Karen Ramsburg recently published her first book, “Smith Rebellion 1765 Gives Rise to Modern Politics.” In it, she draws similarities between an uprising in Mercersburg and unrest today.
“There’s the history of the 1 percent that’s always been about taxes, and there’s the history of the 99 percent about land ownership and citizenship,” Ramsburg said.
Ramsburg moved from Frederick, Md., to Mercersburg in 2006. In 2009, she became a leader in a movement to preserve a stone house believed to be the former residence, tavern and gristmill of Justice William Smith.

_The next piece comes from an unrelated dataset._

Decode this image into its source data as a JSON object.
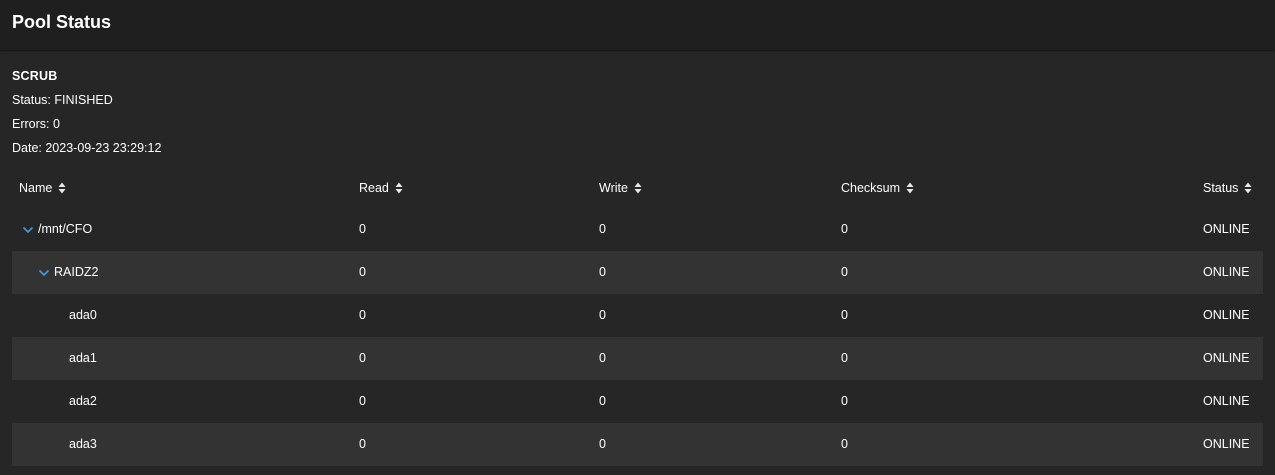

Uncovered artifacts such as expensive pottery support that belief, Ramsburg said.
That house was the meeting place where the first armed resistance to British rule was organized, Ramsburg said. James Smith wrote a draft version of the Second Amendment right to bear arms there, she said.
“This is the best kept secret in America,” Ramsburg said.
The MMP&W Fire Co., which owned the Smith house, demolished it earlier this year, but turned over portions to preservationists who want to reconstruct it. Ramsburg said a foundation created for that purpose is raising money.
Research for the book, which was written in about nine months, came from other publications and discussions with several historians and professors, Ramsburg said.
Ramsburg said she is critical of policies that privatize government and “enrich the rich.” She says those policies didn’t work in 1776 and won’t work now.
“It channels all the money to the supply side,” she said. “You have to have a balance of supply and demand.”
At 143 pages, “Smith Rebellion 1765 Gives Rise to Modern Politics” is available at www.amazon.com and www.barnesandnoble.com.